═════ Supplied records ═════

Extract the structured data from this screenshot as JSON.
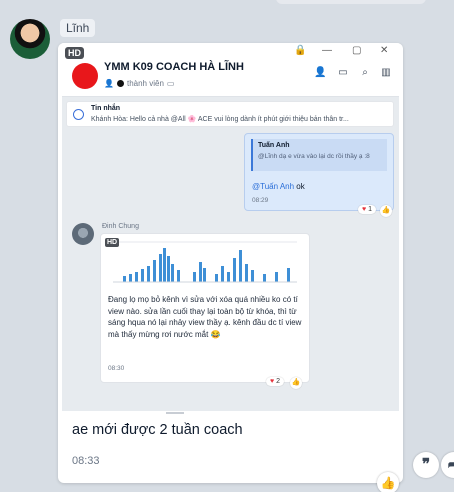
{
  "sender_name": "Lĩnh",
  "embedded": {
    "hd_badge": "HD",
    "group": {
      "title": "YMM K09 COACH HÀ LĨNH",
      "members": "thành viên"
    },
    "pinned": {
      "title": "Tin nhắn",
      "text": "Khánh Hòa: Hello cả nhà @All 🌸 ACE vui lòng dành ít phút giới thiệu bản thân tr..."
    },
    "my_message": {
      "quote_name": "Tuấn Anh",
      "quote_text": "@Lĩnh dạ e vừa vào lại dc rồi thầy ạ :8",
      "mention": "@Tuấn Anh",
      "text": " ok",
      "time": "08:29",
      "reaction_count": "1"
    },
    "other_message": {
      "name": "Đinh Chung",
      "hd_badge": "HD",
      "text": "Đang lọ mọ bỏ kênh vì sửa với xóa quá nhiều ko có tí view nào. sửa lần cuối thay lại toàn bộ từ khóa, thì từ sáng  hqua nó lại nhảy view thầy ạ. kênh đầu dc tí view mà thấy mừng rơi nước mắt 😂",
      "time": "08:30",
      "reaction_count": "2"
    }
  },
  "message": {
    "text": "ae mới được 2 tuần coach",
    "time": "08:33"
  },
  "icons": [
    "like-icon",
    "quote-icon",
    "share-icon",
    "heart-icon",
    "lock-icon",
    "minimize-icon",
    "maximize-icon",
    "close-icon",
    "add-member-icon",
    "video-call-icon",
    "search-icon",
    "sidebar-icon"
  ],
  "colors": {
    "background": "#d7dde4",
    "accent": "#3b78d8",
    "mine_bubble": "#dbe9fb",
    "group_avatar": "#e8171b"
  }
}
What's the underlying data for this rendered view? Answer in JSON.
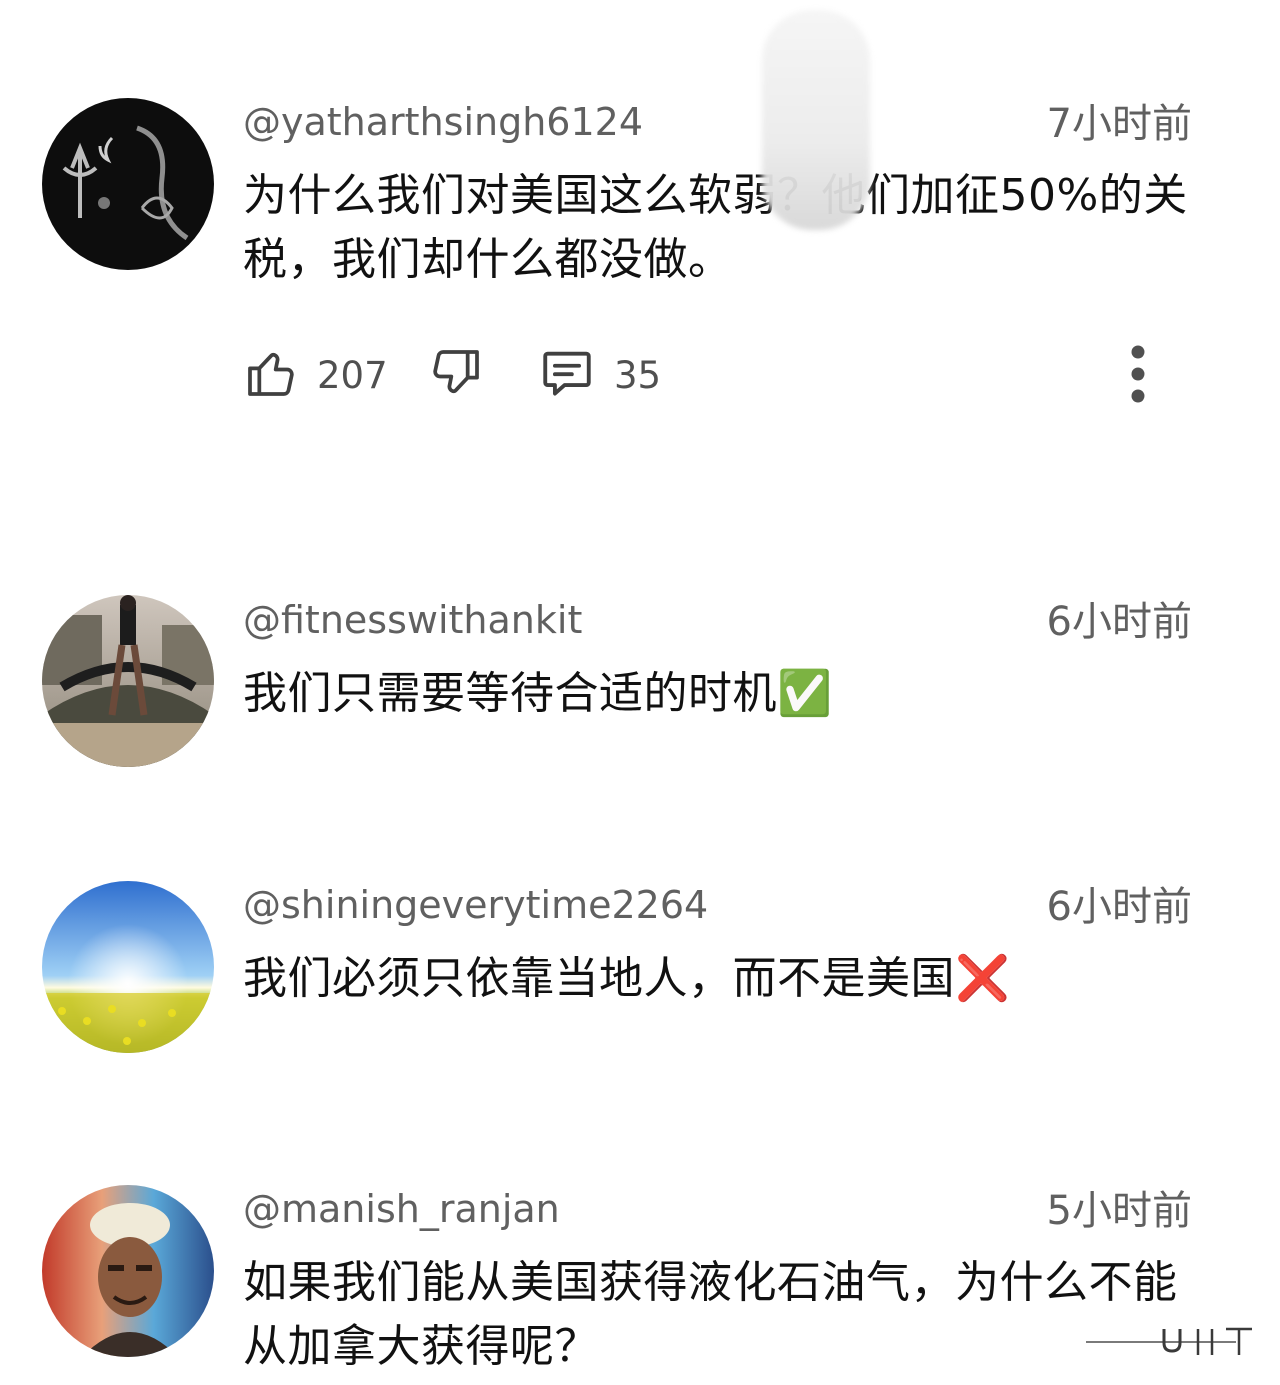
{
  "comments": [
    {
      "username": "@yatharthsingh6124",
      "time": "7小时前",
      "text": "为什么我们对美国这么软弱？他们加征50%的关税，我们却什么都没做。",
      "likes": "207",
      "replies": "35"
    },
    {
      "username": "@fitnesswithankit",
      "time": "6小时前",
      "text": "我们只需要等待合适的时机✅"
    },
    {
      "username": "@shiningeverytime2264",
      "time": "6小时前",
      "text": "我们必须只依靠当地人，而不是美国❌"
    },
    {
      "username": "@manish_ranjan",
      "time": "5小时前",
      "text": "如果我们能从美国获得液化石油气，为什么不能从加拿大获得呢？"
    }
  ],
  "icons": {
    "like": "thumbs-up-icon",
    "dislike": "thumbs-down-icon",
    "reply": "comment-icon",
    "more": "more-vertical-icon"
  },
  "colors": {
    "meta_text": "#606060",
    "body_text": "#111111",
    "icon": "#404040"
  }
}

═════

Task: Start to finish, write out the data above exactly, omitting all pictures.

Exercise output:
Extract the structured data from this screenshot as JSON.
{
  "sender_name": "Lĩnh",
  "embedded": {
    "hd_badge": "HD",
    "group": {
      "title": "YMM K09 COACH HÀ LĨNH",
      "members": "thành viên"
    },
    "pinned": {
      "title": "Tin nhắn",
      "text": "Khánh Hòa: Hello cả nhà @All 🌸 ACE vui lòng dành ít phút giới thiệu bản thân tr..."
    },
    "my_message": {
      "quote_name": "Tuấn Anh",
      "quote_text": "@Lĩnh dạ e vừa vào lại dc rồi thầy ạ :8",
      "mention": "@Tuấn Anh",
      "text": " ok",
      "time": "08:29",
      "reaction_count": "1"
    },
    "other_message": {
      "name": "Đinh Chung",
      "hd_badge": "HD",
      "text": "Đang lọ mọ bỏ kênh vì sửa với xóa quá nhiều ko có tí view nào. sửa lần cuối thay lại toàn bộ từ khóa, thì từ sáng  hqua nó lại nhảy view thầy ạ. kênh đầu dc tí view mà thấy mừng rơi nước mắt 😂",
      "time": "08:30",
      "reaction_count": "2"
    }
  },
  "message": {
    "text": "ae mới được 2 tuần coach",
    "time": "08:33"
  },
  "icons": [
    "like-icon",
    "quote-icon",
    "share-icon",
    "heart-icon",
    "lock-icon",
    "minimize-icon",
    "maximize-icon",
    "close-icon",
    "add-member-icon",
    "video-call-icon",
    "search-icon",
    "sidebar-icon"
  ],
  "colors": {
    "background": "#d7dde4",
    "accent": "#3b78d8",
    "mine_bubble": "#dbe9fb",
    "group_avatar": "#e8171b"
  }
}
What's the underlying data for this rendered view? Answer in JSON.
{
  "comments": [
    {
      "username": "@yatharthsingh6124",
      "time": "7小时前",
      "text": "为什么我们对美国这么软弱？他们加征50%的关税，我们却什么都没做。",
      "likes": "207",
      "replies": "35"
    },
    {
      "username": "@fitnesswithankit",
      "time": "6小时前",
      "text": "我们只需要等待合适的时机✅"
    },
    {
      "username": "@shiningeverytime2264",
      "time": "6小时前",
      "text": "我们必须只依靠当地人，而不是美国❌"
    },
    {
      "username": "@manish_ranjan",
      "time": "5小时前",
      "text": "如果我们能从美国获得液化石油气，为什么不能从加拿大获得呢？"
    }
  ],
  "icons": {
    "like": "thumbs-up-icon",
    "dislike": "thumbs-down-icon",
    "reply": "comment-icon",
    "more": "more-vertical-icon"
  },
  "colors": {
    "meta_text": "#606060",
    "body_text": "#111111",
    "icon": "#404040"
  }
}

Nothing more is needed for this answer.